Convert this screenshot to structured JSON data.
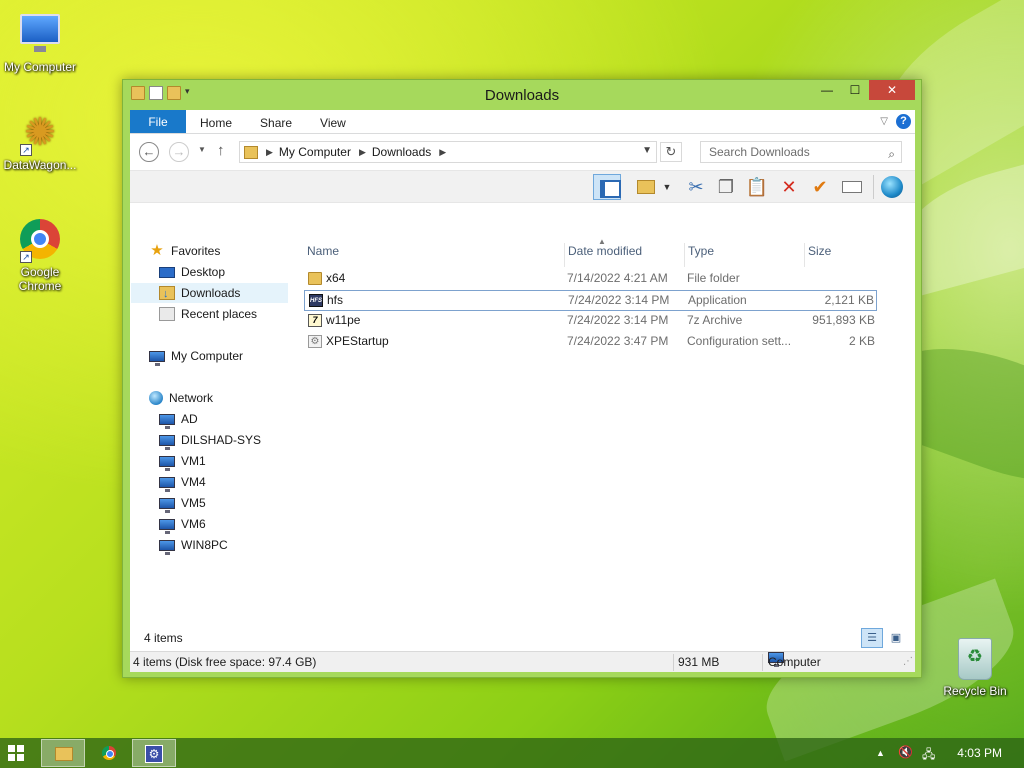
{
  "desktop": {
    "icons": [
      {
        "label": "My Computer"
      },
      {
        "label": "DataWagon..."
      },
      {
        "label": "Google Chrome"
      },
      {
        "label": "Recycle Bin"
      }
    ]
  },
  "window": {
    "title": "Downloads",
    "controls": {
      "minimize": "—",
      "maximize": "☐",
      "close": "✕"
    },
    "ribbon": {
      "file_tab": "File",
      "tabs": [
        "Home",
        "Share",
        "View"
      ]
    },
    "address": {
      "breadcrumbs": [
        "My Computer",
        "Downloads"
      ],
      "search_placeholder": "Search Downloads"
    },
    "nav": {
      "favorites": {
        "label": "Favorites",
        "items": [
          "Desktop",
          "Downloads",
          "Recent places"
        ],
        "selected": "Downloads"
      },
      "computer": "My Computer",
      "network": {
        "label": "Network",
        "items": [
          "AD",
          "DILSHAD-SYS",
          "VM1",
          "VM4",
          "VM5",
          "VM6",
          "WIN8PC"
        ]
      }
    },
    "columns": [
      "Name",
      "Date modified",
      "Type",
      "Size"
    ],
    "files": [
      {
        "name": "x64",
        "date": "7/14/2022 4:21 AM",
        "type": "File folder",
        "size": "",
        "icon": "folder-icon"
      },
      {
        "name": "hfs",
        "date": "7/24/2022 3:14 PM",
        "type": "Application",
        "size": "2,121 KB",
        "icon": "hfs-app-icon"
      },
      {
        "name": "w11pe",
        "date": "7/24/2022 3:14 PM",
        "type": "7z Archive",
        "size": "951,893 KB",
        "icon": "archive-icon"
      },
      {
        "name": "XPEStartup",
        "date": "7/24/2022 3:47 PM",
        "type": "Configuration sett...",
        "size": "2 KB",
        "icon": "config-file-icon"
      }
    ],
    "item_count": "4 items",
    "status": {
      "left": "4 items (Disk free space: 97.4 GB)",
      "size": "931 MB",
      "location": "Computer"
    }
  },
  "taskbar": {
    "clock": "4:03 PM"
  }
}
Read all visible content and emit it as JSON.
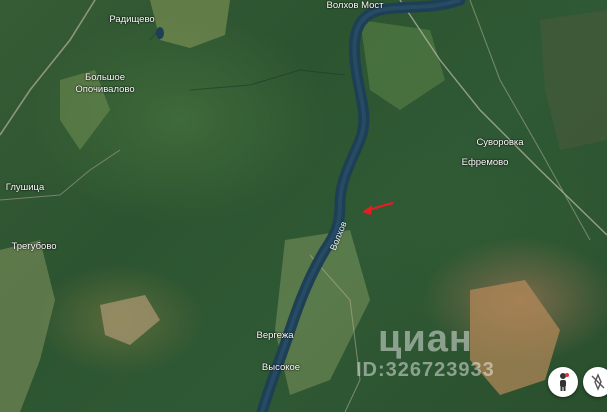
{
  "map": {
    "type": "satellite",
    "places": [
      {
        "id": "radishchevo",
        "label": "Радищево"
      },
      {
        "id": "volkhov-most",
        "label": "Волхов Мост"
      },
      {
        "id": "bolshoe-opochivalovo",
        "label": "Большое\nОпочивалово"
      },
      {
        "id": "suvorovka",
        "label": "Суворовка"
      },
      {
        "id": "efremovo",
        "label": "Ефремово"
      },
      {
        "id": "glushitsa",
        "label": "Глушица"
      },
      {
        "id": "tregubovo",
        "label": "Трегубово"
      },
      {
        "id": "vergezha",
        "label": "Вергежа"
      },
      {
        "id": "vysokoe",
        "label": "Высокое"
      }
    ],
    "river": {
      "label": "Волхов",
      "color": "#1f3f55"
    },
    "marker": {
      "type": "arrow",
      "color": "#e02020"
    }
  },
  "watermark": {
    "brand": "циан",
    "id": "ID:326723933"
  },
  "controls": {
    "street_view_icon": "pegman-icon",
    "compass_icon": "compass-icon"
  }
}
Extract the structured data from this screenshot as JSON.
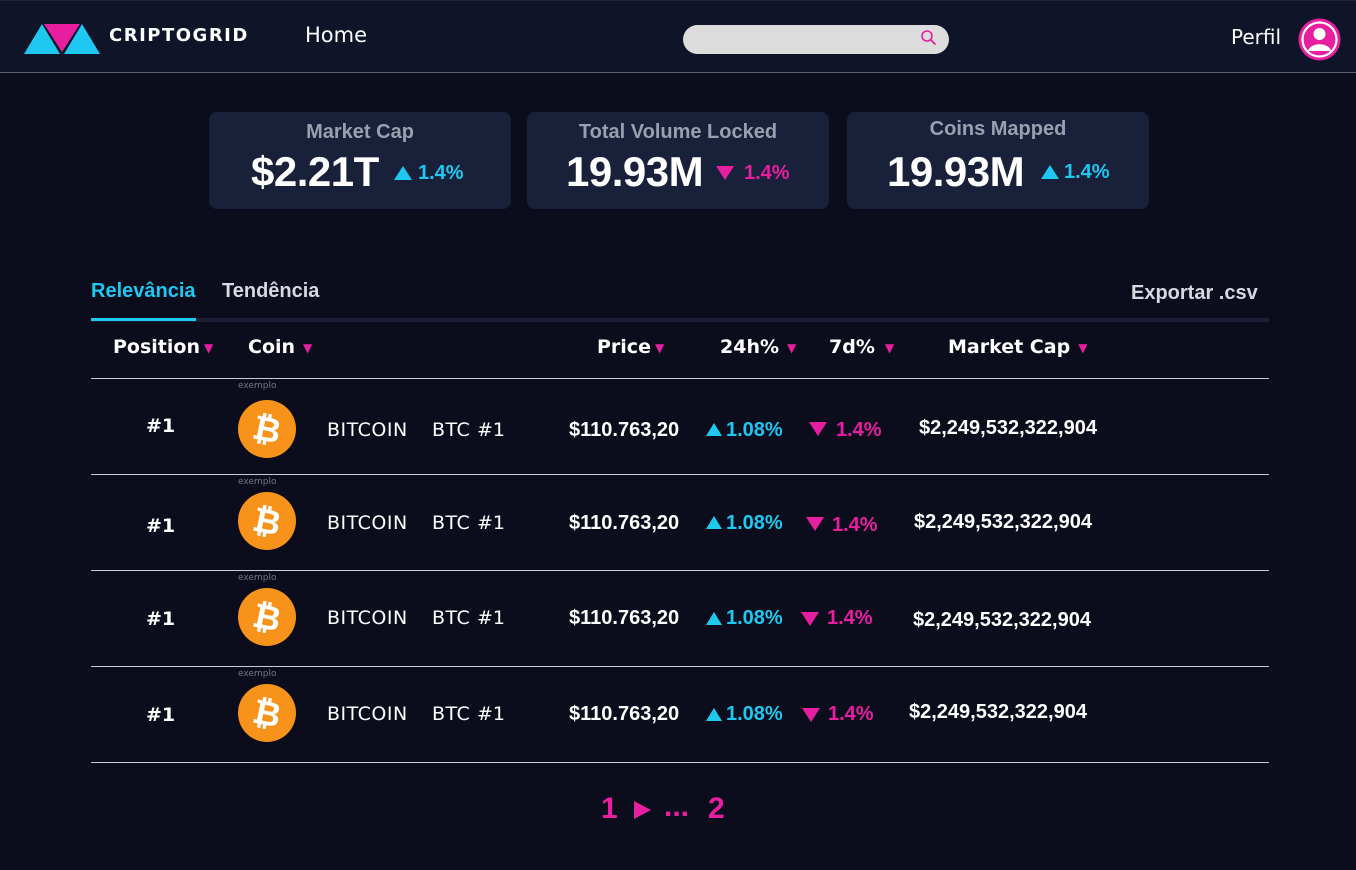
{
  "header": {
    "brand": "CRIPTOGRID",
    "nav_home": "Home",
    "search_placeholder": "",
    "profile_label": "Perfil",
    "logo_icon": "criptogrid-triangles-logo",
    "search_icon": "search-icon",
    "avatar_icon": "user-avatar-icon"
  },
  "stats": [
    {
      "label": "Market Cap",
      "value": "$2.21T",
      "change": "1.4%",
      "direction": "up"
    },
    {
      "label": "Total Volume Locked",
      "value": "19.93M",
      "change": "1.4%",
      "direction": "down"
    },
    {
      "label": "Coins Mapped",
      "value": "19.93M",
      "change": "1.4%",
      "direction": "up"
    }
  ],
  "tabs": {
    "relevance": "Relevância",
    "trend": "Tendência",
    "active": "relevance",
    "export": "Exportar .csv"
  },
  "table": {
    "headers": {
      "position": "Position",
      "coin": "Coin",
      "price": "Price",
      "change_24h": "24h%",
      "change_7d": "7d%",
      "market_cap": "Market Cap"
    },
    "sort_caret": "▼",
    "rows": [
      {
        "example_tag": "exemplo",
        "position": "#1",
        "coin_icon": "bitcoin-icon",
        "name": "BITCOIN",
        "symbol": "BTC",
        "rank": "#1",
        "price": "$110.763,20",
        "change_24h": "1.08%",
        "change_24h_dir": "up",
        "change_7d": "1.4%",
        "change_7d_dir": "down",
        "market_cap": "$2,249,532,322,904"
      },
      {
        "example_tag": "exemplo",
        "position": "#1",
        "coin_icon": "bitcoin-icon",
        "name": "BITCOIN",
        "symbol": "BTC",
        "rank": "#1",
        "price": "$110.763,20",
        "change_24h": "1.08%",
        "change_24h_dir": "up",
        "change_7d": "1.4%",
        "change_7d_dir": "down",
        "market_cap": "$2,249,532,322,904"
      },
      {
        "example_tag": "exemplo",
        "position": "#1",
        "coin_icon": "bitcoin-icon",
        "name": "BITCOIN",
        "symbol": "BTC",
        "rank": "#1",
        "price": "$110.763,20",
        "change_24h": "1.08%",
        "change_24h_dir": "up",
        "change_7d": "1.4%",
        "change_7d_dir": "down",
        "market_cap": "$2,249,532,322,904"
      },
      {
        "example_tag": "exemplo",
        "position": "#1",
        "coin_icon": "bitcoin-icon",
        "name": "BITCOIN",
        "symbol": "BTC",
        "rank": "#1",
        "price": "$110.763,20",
        "change_24h": "1.08%",
        "change_24h_dir": "up",
        "change_7d": "1.4%",
        "change_7d_dir": "down",
        "market_cap": "$2,249,532,322,904"
      }
    ]
  },
  "pagination": {
    "current": "1",
    "next_icon": "play-arrow-icon",
    "ellipsis": "...",
    "last": "2"
  },
  "colors": {
    "background": "#0b0d1d",
    "topbar": "#0f1428",
    "card": "#18203a",
    "accent_cyan": "#1ec8f0",
    "accent_magenta": "#e81ea0",
    "bitcoin_orange": "#f7931a"
  }
}
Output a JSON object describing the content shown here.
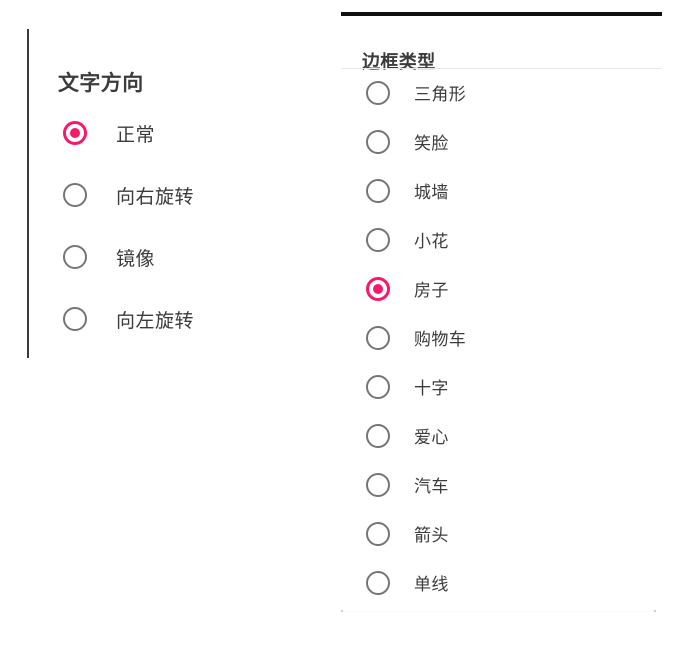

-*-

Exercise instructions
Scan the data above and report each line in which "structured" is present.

Solved problem
Convert this screenshot to structured JSON data.
Extract the structured data from this screenshot as JSON.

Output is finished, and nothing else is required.